When “ginger” is mentioned in drinks, it’s often in reference to the topper that’s sweetened, bottled and fizzy enough to let out a satisfying swoosh with the turn of a twist-off cap.
But ginger performs just as well taken out of bottle, infused into syrups or even shaken, raw. And when it comes to using it properly, the trick is to let the root take center stage. Ginger is best known for its lack of subtlety and distinct spiciness—qualities that have made it a longstanding bartender favorite.
Ginger & Juice
“When a guest asks for ginger, I love it,” declares Sweet Liberty’s co-owner John Lermayer. “It has always been one of my favorite flavors to play with in the development of drinks.” For the bar’s Ginger Spice, Lermayer and bartender Chris Hopkins opt to shake it up as-is, adding a whole, peeled cube of ginger root to a tiki-inspired blend of rum, yellow Chartreuse and lime, which is then strained over a bed of crushed ice.
It’s not unlike the La Chunga, a number from beverage directors Lynnette Marrero and Jessica Gonzalez of Brooklyn’s Llama Inn, who likewise take ginger on a tour through foreign climes—in this case, South America, and in syrup form. Pairing ginger syrup with a complex Peruvian chicha morada—a blend of boiled purple corn, pineapple rind, cinnamon, clove and apple—the drink is shaken with white rum and lime for a new-age spin on the classic Rum Buck.
Meanwhile, Toby Cecchini’s pan-seasonal riff on the Gin Sour—a companion to his ginger-infused Gimlet—calls on ginger to add a refreshing twist to the classic. Created when a customer who was on his way to a sushi dinner asked for something Japanese to prime his palate, the Bergamot Sour builds on an already unconventional base of housemade bergamot cordial, gin and shiso—with an added backbone of spicy ginger syrup.

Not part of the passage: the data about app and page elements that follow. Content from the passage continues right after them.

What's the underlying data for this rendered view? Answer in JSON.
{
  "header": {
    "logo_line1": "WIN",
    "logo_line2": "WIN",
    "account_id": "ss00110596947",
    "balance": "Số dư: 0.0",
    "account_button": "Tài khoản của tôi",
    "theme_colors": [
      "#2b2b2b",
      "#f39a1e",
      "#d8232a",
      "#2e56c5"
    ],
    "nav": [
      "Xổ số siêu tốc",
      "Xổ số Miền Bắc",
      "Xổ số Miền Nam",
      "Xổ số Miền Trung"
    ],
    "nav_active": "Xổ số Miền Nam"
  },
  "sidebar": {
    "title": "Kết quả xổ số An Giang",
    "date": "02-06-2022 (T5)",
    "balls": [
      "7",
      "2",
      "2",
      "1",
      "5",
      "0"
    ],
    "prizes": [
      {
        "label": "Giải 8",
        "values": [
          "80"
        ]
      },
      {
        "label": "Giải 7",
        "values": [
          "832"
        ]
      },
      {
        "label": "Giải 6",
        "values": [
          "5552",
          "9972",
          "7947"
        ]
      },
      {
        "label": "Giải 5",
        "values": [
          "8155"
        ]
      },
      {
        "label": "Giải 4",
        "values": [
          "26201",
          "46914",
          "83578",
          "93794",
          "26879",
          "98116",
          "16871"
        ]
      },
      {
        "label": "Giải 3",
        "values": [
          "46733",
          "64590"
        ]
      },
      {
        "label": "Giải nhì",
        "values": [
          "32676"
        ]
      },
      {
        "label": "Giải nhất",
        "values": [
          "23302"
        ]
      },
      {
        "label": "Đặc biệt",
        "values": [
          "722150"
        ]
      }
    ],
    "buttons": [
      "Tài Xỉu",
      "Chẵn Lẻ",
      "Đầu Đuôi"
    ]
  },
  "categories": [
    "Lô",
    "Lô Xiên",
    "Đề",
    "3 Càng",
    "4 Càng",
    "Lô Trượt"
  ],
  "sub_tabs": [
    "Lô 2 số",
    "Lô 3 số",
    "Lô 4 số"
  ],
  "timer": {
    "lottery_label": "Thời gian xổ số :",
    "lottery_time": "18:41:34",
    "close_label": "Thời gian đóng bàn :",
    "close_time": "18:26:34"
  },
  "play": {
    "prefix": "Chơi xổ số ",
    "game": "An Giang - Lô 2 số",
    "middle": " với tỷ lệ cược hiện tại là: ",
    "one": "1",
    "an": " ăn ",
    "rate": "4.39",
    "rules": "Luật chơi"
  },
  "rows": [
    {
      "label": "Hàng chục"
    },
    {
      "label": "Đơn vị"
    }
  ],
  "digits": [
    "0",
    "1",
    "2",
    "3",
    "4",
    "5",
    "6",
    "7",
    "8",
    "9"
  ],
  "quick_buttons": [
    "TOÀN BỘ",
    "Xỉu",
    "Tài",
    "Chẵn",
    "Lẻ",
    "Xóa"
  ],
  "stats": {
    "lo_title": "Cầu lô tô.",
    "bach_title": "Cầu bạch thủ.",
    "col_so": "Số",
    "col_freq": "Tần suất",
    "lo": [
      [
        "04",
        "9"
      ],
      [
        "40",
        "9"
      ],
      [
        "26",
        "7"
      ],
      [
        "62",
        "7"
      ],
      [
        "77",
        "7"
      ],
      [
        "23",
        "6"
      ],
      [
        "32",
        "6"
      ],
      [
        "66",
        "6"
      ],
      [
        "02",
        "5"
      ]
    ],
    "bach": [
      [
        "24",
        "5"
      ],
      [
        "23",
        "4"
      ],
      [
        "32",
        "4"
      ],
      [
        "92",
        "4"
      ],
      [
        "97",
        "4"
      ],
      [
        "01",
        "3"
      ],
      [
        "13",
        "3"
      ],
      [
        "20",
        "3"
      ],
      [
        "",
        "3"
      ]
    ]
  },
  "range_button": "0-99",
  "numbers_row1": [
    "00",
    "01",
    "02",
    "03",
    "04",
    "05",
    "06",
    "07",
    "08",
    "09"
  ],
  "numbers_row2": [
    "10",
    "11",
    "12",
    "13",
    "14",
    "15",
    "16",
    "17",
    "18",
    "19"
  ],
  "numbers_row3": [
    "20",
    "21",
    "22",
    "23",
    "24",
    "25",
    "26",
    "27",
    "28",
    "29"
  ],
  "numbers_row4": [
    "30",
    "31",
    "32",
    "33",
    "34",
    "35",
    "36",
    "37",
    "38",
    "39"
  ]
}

Last November, Cecchini himself cited the root as the buzzword ingredient of the year—and with its versatility and bold flavor allowing it to both pair well and stand up to a variety of spirits and modifiers, it’s no wonder that ginger’s moved well beyond the bottle.